Baton Rouge is turning 200 years old in 2017, and city-parish leaders are rolling out events, logos and even a life-size red stick mascot to mark the occasion.

The first known historical record of Baton Rouge being sighted came in 1699, but the city of Baton Rouge was not incorporated until 1817. The first major celebration of the bicentennial will be at the annual Red Stick Revelry party on New Year's Eve in downtown Baton Rouge.

City-parish leaders are asking businesses and community groups to incorporate the logo that they unveiled Thursday and the spirit of the bicentennial into their events for 2017.

"We have seen and we have been through some tough times this year, and they are never far from our minds," said Mayor-President Kip Holden at a news conference Thursday morning. "But it's also important to celebrate the resilience of our people and our city, pause to recognize great milestones and honor those who came before us."

As Holden, Visit Baton Rouge CEO Paul Arrigo and Assistant Library Director Mary Stein announced the plans for 2017, a "red stick" mascot ambled around the North Boulevard Town Square. People will be invited to toss out their naming ideas for the mascot as part of the bicentennial celebrations.

Arrigo tried to sell the bicentennial as the perfect opportunity to draw more tourists to Baton Rouge. He said the bicentennial will not have one major celebration, but several scattered throughout the year.

One of the early events as part of the celebration will be December 8, with a shopping and Champagne stroll around downtown.

People who want to submit ideas for bicentennial celebrations can do so on the new website, www.batonrouge200.com.
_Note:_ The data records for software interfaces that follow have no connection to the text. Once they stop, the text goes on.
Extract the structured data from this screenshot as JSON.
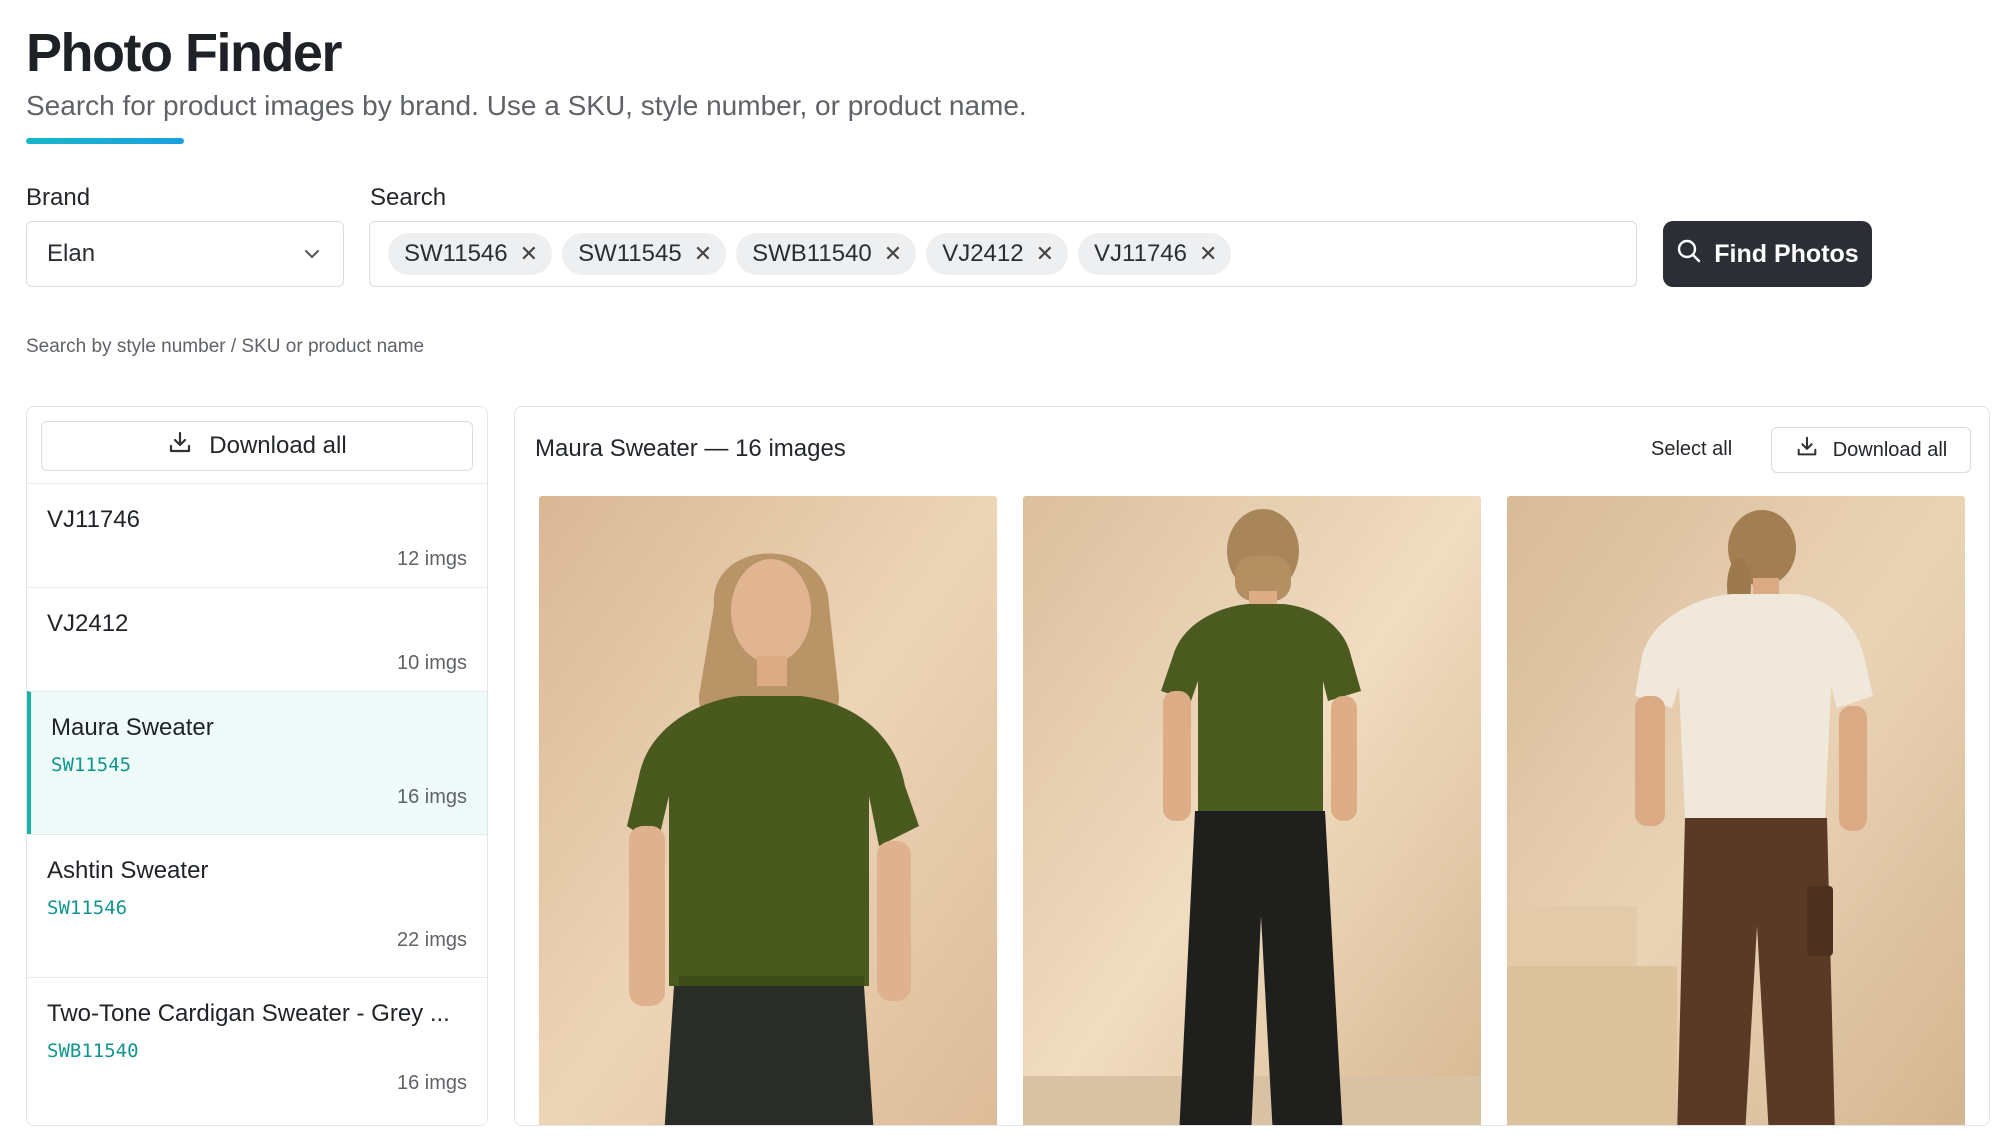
{
  "header": {
    "title": "Photo Finder",
    "subtitle": "Search for product images by brand. Use a SKU, style number, or product name."
  },
  "form": {
    "brand_label": "Brand",
    "brand_value": "Elan",
    "search_label": "Search",
    "chips": [
      "SW11546",
      "SW11545",
      "SWB11540",
      "VJ2412",
      "VJ11746"
    ],
    "find_button": "Find Photos",
    "hint": "Search by style number / SKU or product name"
  },
  "sidebar": {
    "download_all": "Download all",
    "items": [
      {
        "name": "VJ11746",
        "sku": "",
        "count": "12 imgs"
      },
      {
        "name": "VJ2412",
        "sku": "",
        "count": "10 imgs"
      },
      {
        "name": "Maura Sweater",
        "sku": "SW11545",
        "count": "16 imgs"
      },
      {
        "name": "Ashtin Sweater",
        "sku": "SW11546",
        "count": "22 imgs"
      },
      {
        "name": "Two-Tone Cardigan Sweater - Grey ...",
        "sku": "SWB11540",
        "count": "16 imgs"
      }
    ]
  },
  "gallery": {
    "title": "Maura Sweater — 16 images",
    "select_all": "Select all",
    "download_all": "Download all"
  },
  "colors": {
    "accent": "#17b3a3",
    "sku_text": "#12958f",
    "button_dark": "#2b2f35"
  }
}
People can also download the logo on the website for businesses and others to use in their branding.

Holden, who is term-limited, will leave office at the beginning of 2017.

"According to archaeologists, Baton Rouge was first settled as early as 12,000 BC," he said Thursday. "Think of it this way — long before the ancient pyramids of Egypt were built, early Native Americans were hunting along the Mississippi River, just steps from where we stand today."

Follow Andrea Gallo on Twitter, @aegallo.​